Philip Walsh - How does your eye shape affect your vision?

Publish Date
Friday, 7 September 2018, 1:46PM
Photo: Getty Images

Photo: Getty Images

By Philip Walsh

Compromised eyesight can sometimes be due to the shape of the cornea. Your eyes focus light as it passes through the cornea, hitting the retina and allowing you to see. When the eye (cornea)  is misshapen or the eyeball us too short/long it can cause a refractive error of the light and impair your vision. The conditions that result from this are known as myopia, also known as short sightedness,  hyperopia, or  lonsightedness and astigmatism.


This is the most common refractive problem globally. With myopia, eyes are typically longer than normal, which causes the light to come into focus before it reaches the retina and sight to be blurred. Myopia usually means objects close to you appear clear and those far away are blurry.


The reverse, hyperopia is caused by the eyes being shorter than usual. Blurred sight is caused by light entering the eye coming into focus after it has reached the retina. Hyperopia can mean objects close to you appear blurry and those far away are clearer.

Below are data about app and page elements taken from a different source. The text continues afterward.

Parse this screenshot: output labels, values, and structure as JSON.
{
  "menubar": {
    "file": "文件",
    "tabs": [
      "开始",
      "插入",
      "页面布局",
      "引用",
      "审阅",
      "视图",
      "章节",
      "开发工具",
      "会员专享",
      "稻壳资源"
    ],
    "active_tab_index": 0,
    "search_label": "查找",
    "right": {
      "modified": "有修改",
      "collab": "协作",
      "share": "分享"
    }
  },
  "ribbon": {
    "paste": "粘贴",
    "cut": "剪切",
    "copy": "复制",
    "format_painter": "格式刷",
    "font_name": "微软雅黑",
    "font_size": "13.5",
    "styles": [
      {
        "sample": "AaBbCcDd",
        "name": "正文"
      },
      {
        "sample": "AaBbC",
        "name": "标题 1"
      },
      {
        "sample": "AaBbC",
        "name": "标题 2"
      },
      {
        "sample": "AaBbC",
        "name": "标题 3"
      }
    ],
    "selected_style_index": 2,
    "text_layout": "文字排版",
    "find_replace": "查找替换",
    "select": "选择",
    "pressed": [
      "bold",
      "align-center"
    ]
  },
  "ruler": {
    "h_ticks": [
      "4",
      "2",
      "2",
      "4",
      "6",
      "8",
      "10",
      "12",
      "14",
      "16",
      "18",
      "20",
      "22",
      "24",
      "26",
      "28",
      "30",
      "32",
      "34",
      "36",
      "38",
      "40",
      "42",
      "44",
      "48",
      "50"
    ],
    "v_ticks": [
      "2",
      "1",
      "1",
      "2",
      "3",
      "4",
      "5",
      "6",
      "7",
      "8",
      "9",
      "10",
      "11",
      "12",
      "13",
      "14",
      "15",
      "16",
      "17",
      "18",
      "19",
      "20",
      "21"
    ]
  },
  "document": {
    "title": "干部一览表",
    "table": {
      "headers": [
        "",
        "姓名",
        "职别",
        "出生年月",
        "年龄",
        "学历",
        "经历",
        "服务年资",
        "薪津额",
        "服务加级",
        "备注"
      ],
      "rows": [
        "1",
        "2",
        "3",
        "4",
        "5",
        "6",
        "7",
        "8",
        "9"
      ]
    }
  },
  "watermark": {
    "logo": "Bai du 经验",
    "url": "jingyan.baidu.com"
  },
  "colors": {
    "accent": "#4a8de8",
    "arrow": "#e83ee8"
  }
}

These vision impairments can be managed by corrective lenses or contact lenses, or laser eye surgery that changes the shape of the cornea to focus the light on the retina.

To purchase corrective lenses or contact lenses and see clearly, get in touch with the team at your local Specsavers or visit

About Philip 

Philip is an experienced optometrist with a Bachelor of Optometry from Auckland University. He’s worked in the UK, Zimbabwe and is now the Optometrist Director at the Specsavers New Lynn store in Auckland, one of 52 Specsavers stores across the country. 

Improving access for all Kiwis to high-quality eye care and eyewear is Philip’s passion. What he loves about his role at Specsavers is providing all his patients with excellent customer service and professional eye care with the latest technology and knowledgeable well-trained staff.

Take your Radio, Podcasts and Music with you